    European Journal of Ageing. 2014. pp. 425–433.
    show details
  • Freiberger, E.; Notthoff, N.
    Wording in the area of mobility and physical activity—the challenge of perception for researchers and older persons
    German Journal of Exercise and Sport Research. 2021. pp. 410–415.
    show details
  • Ebert, B.; Streicher, H.; Notthoff, N.
    Online exercise during the COVID-19 pandemic and factors promoting or hindering participation in adults: a scoping review.
    International Journal of Sport and Exercise Psychology. 2024.
    show details

more publications

My goal as an instructor is to “reach” students in a way that motivates them to acquire the necessary competencies and skills. They are to both understand the theoretical concepts as well as apply their learnings in their occupations and in everyday life. Since my own research interests are not monodisciplinary, but rather relate psychological theorems and ways of thinking to specific questions (physical activity, health-promoting behaviors), it is my goal to introduce the students to a way of thinking that allows them to see the big picture and develop a broader understanding.

In my teaching, I rely on principles of higher education, i.e., problem-focused learning and active student participation. I try to adapt my teaching approach to the different groups of students and their individual learning styles. One prerequisite is, of course, taking into consideration the group dynamics in the seminar or lecture. In my experience, a productive learning atmosphere is best achieved when students participate in further developing the learning structure that I am offering them over the course of the semester. I support students in becoming accustomed to monitoring their own progress and success.

  • Module 08-006-0002 Research Methods in Sport Psychology

    Every winter semester and the Faculty of Sport Science at Leipzig University

  • Module 08-006-0007 Interventions, Behavior Change, and Leadership Skills Grounded in Psychological Theories in Physical Activity Programs in Prevention and Rehabilitation Settings

    Every summer semester and the Faculty of Sport Science at Leipzig University

  • Module 08-SQM-62 Physical activity and sedentary behavior across the life span

    Every winter semester and the Faculty of Sport Science at Leipzig University

  • Module 08-SQM-51 Contribution of Physical Activity and Relaxation to a Healthy and Successful Lifestyle

    Faculty of Sport Science at Leipzig University, module has ended

  • Module 08-001-0107 - Topics and Methods in Sports Science II - Project Seminar in Exercise Psychology

    Faculty of Sport Science at Leipzig University

Research fields
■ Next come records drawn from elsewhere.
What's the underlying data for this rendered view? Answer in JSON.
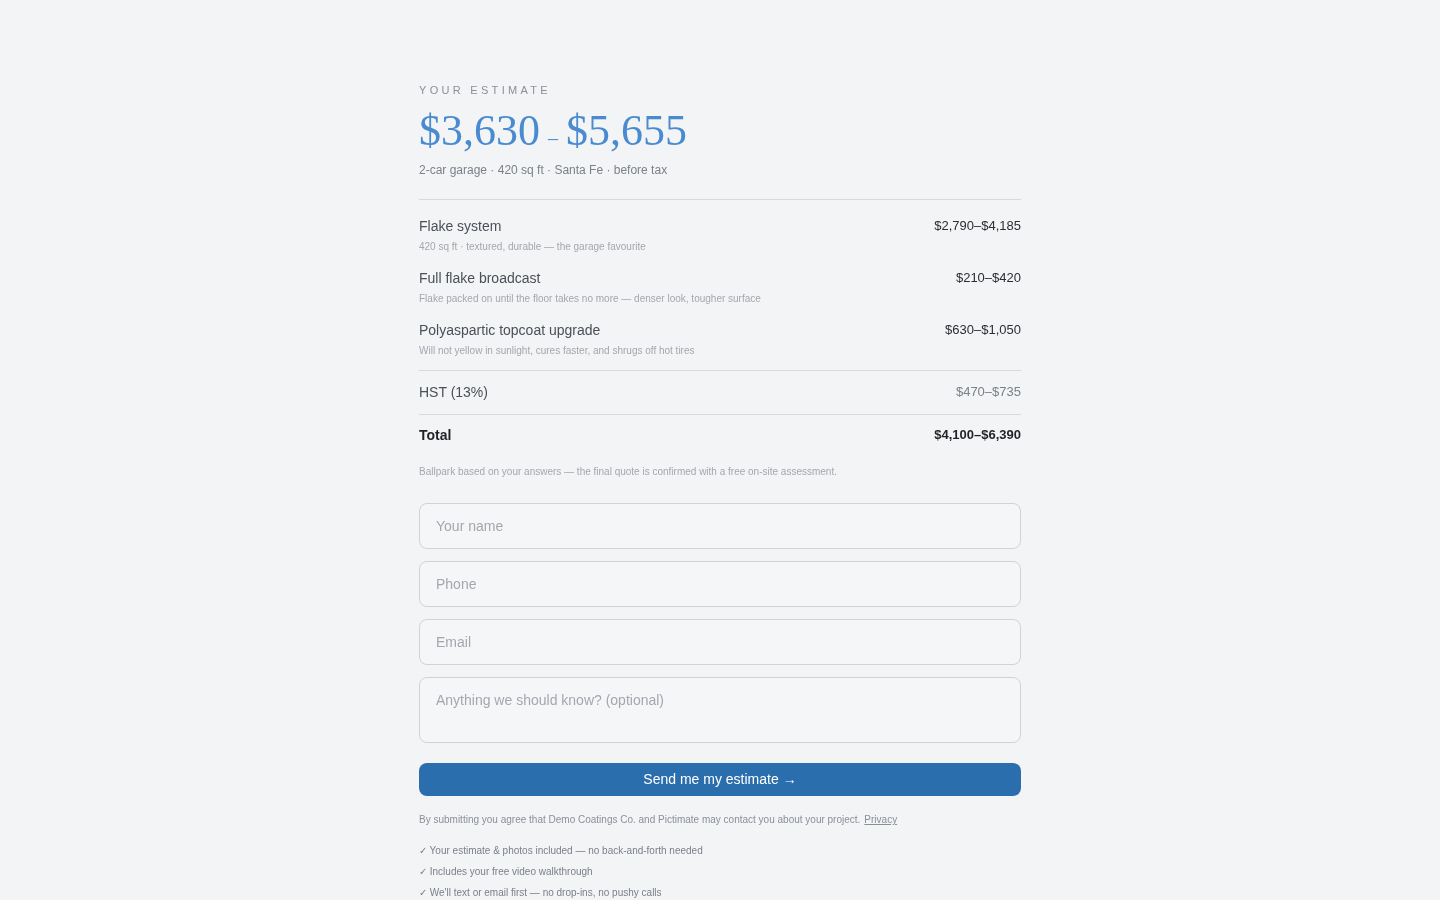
{
  "eyebrow": "YOUR ESTIMATE",
  "range": {
    "low": "$3,630",
    "separator": "–",
    "high": "$5,655"
  },
  "summary": "2-car garage · 420 sq ft · Santa Fe · before tax",
  "line_items": [
    {
      "name": "Flake system",
      "detail": "420 sq ft · textured, durable — the garage favourite",
      "price": "$2,790–$4,185"
    },
    {
      "name": "Full flake broadcast",
      "detail": "Flake packed on until the floor takes no more — denser look, tougher surface",
      "price": "$210–$420"
    },
    {
      "name": "Polyaspartic topcoat upgrade",
      "detail": "Will not yellow in sunlight, cures faster, and shrugs off hot tires",
      "price": "$630–$1,050"
    }
  ],
  "tax": {
    "label": "HST (13%)",
    "amount": "$470–$735"
  },
  "total": {
    "label": "Total",
    "amount": "$4,100–$6,390"
  },
  "note": "Ballpark based on your answers — the final quote is confirmed with a free on-site assessment.",
  "fields": [
    {
      "kind": "input",
      "placeholder": "Your name"
    },
    {
      "kind": "input",
      "placeholder": "Phone"
    },
    {
      "kind": "input",
      "placeholder": "Email"
    },
    {
      "kind": "textarea",
      "placeholder": "Anything we should know? (optional)"
    }
  ],
  "submit": "Send me my estimate →",
  "consent": {
    "text": "By submitting you agree that Demo Coatings Co. and Pictimate may contact you about your project.",
    "link": "Privacy"
  },
  "benefits": [
    "✓ Your estimate & photos included — no back-and-forth needed",
    "✓ Includes your free video walkthrough",
    "✓ We'll text or email first — no drop-ins, no pushy calls"
  ]
}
Sports, sport science, Psychology


Körperliche Aktivität; sitzende Lebensweise; Verhaltensänderung; Motivation; Emotion; Altersstereotype und Altersdiskriminierung
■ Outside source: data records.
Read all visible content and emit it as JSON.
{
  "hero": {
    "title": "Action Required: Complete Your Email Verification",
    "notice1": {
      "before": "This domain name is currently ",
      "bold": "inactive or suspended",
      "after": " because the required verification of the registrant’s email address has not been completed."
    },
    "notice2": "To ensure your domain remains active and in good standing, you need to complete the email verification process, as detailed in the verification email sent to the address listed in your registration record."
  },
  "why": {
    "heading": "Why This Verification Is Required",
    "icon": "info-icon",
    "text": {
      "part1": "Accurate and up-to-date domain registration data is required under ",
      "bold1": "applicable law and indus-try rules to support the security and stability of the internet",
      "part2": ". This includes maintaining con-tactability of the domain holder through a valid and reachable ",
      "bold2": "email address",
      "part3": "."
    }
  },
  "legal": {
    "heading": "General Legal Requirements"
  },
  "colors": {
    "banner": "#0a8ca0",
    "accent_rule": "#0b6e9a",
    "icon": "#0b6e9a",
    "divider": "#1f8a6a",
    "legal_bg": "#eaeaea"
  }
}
Contact for media inquiries

Phone: +49-341-97-31687
Phone: +49-160-5975650